Each line of the records that includes "title" should be found and copied.
■ ■ ■
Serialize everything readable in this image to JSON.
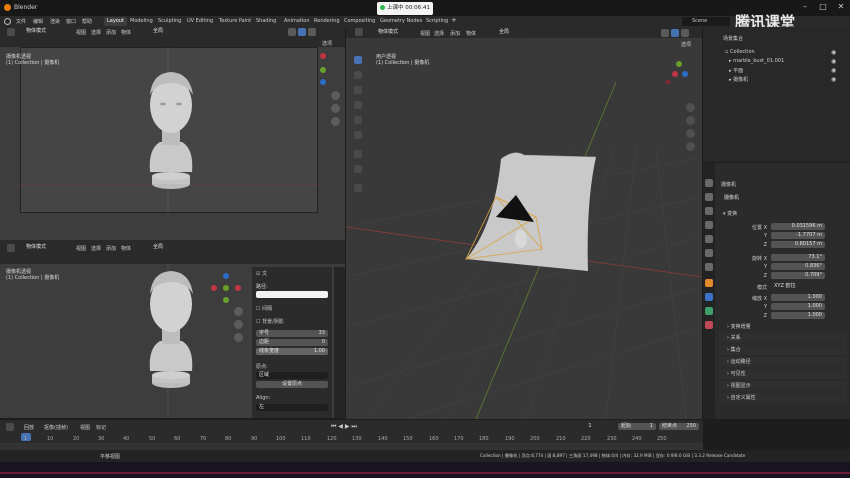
{
  "window": {
    "title": "Blender",
    "recording": "上课中 00:06:41"
  },
  "menu": {
    "file": "文件",
    "edit": "编辑",
    "render": "渲染",
    "window": "窗口",
    "help": "帮助"
  },
  "workspaces": [
    "Layout",
    "Modeling",
    "Sculpting",
    "UV Editing",
    "Texture Paint",
    "Shading",
    "Animation",
    "Rendering",
    "Compositing",
    "Geometry Nodes",
    "Scripting"
  ],
  "scene": {
    "name": "Scene",
    "watermark": "腾讯课堂"
  },
  "header": {
    "mode": "物体模式",
    "view": "视图",
    "select": "选择",
    "add": "添加",
    "object": "物体",
    "global": "全局",
    "options": "选项"
  },
  "viewport_top": {
    "title": "摄像机透视",
    "collection": "(1) Collection | 摄像机"
  },
  "viewport_bottom": {
    "title": "摄像机透视",
    "collection": "(1) Collection | 摄像机"
  },
  "viewport_main": {
    "title": "用户透视",
    "collection": "(1) Collection | 摄像机"
  },
  "text_panel": {
    "header": "文",
    "text_label": "路径:",
    "check1": "间隔",
    "check2": "背景/阴影",
    "size_label": "字号",
    "size_value": "33",
    "margin_label": "边距",
    "margin_value": "0",
    "linewidth_label": "线条宽度",
    "linewidth_value": "1.00",
    "origin_label": "原点:",
    "origin_value": "区域",
    "set_origin": "设置原点",
    "align_label": "Align:",
    "align_value": "左"
  },
  "outliner": {
    "title": "场景集合",
    "items": [
      {
        "name": "Collection"
      },
      {
        "name": "marble_bust_01.001"
      },
      {
        "name": "平面"
      },
      {
        "name": "摄像机"
      }
    ]
  },
  "properties": {
    "object_name": "摄像机",
    "data_name": "摄像机",
    "transform_label": "变换",
    "location": {
      "label": "位置 X",
      "x": "0.031596 m",
      "y": "-1.7707 m",
      "z": "0.80157 m"
    },
    "rotation": {
      "label": "旋转 X",
      "x": "73.1°",
      "y": "0.836°",
      "z": "0.709°"
    },
    "mode_label": "模式",
    "mode_value": "XYZ 欧拉",
    "scale": {
      "label": "缩放 X",
      "x": "1.000",
      "y": "1.000",
      "z": "1.000"
    },
    "y_label": "Y",
    "z_label": "Z",
    "delta_label": "变换增量",
    "sections": [
      "关系",
      "集合",
      "运动路径",
      "可见性",
      "视图显示",
      "自定义属性"
    ]
  },
  "timeline": {
    "play": "回放",
    "keying": "抠像(插帧)",
    "view": "视图",
    "marker": "标记",
    "current": "1",
    "start_label": "起始",
    "start": "1",
    "end_label": "结束点",
    "end": "250",
    "ticks": [
      "1",
      "10",
      "20",
      "30",
      "40",
      "50",
      "60",
      "70",
      "80",
      "90",
      "100",
      "110",
      "120",
      "130",
      "140",
      "150",
      "160",
      "170",
      "180",
      "190",
      "200",
      "210",
      "220",
      "230",
      "240",
      "250"
    ]
  },
  "status": {
    "left": "平移视图",
    "right": "Collection | 摄像机 | 顶点:8,774 | 面:8,897 | 三角面:17,498 | 物体:0/4 | 内存: 32.9 MiB | 显存: 0.9/8.0 GiB | 3.3.2 Release Candidate"
  }
}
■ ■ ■
> [Your response]:
    "title": "Blender",
    "title": "摄像机透视",
    "title": "摄像机透视",
    "title": "用户透视",
    "title": "场景集合",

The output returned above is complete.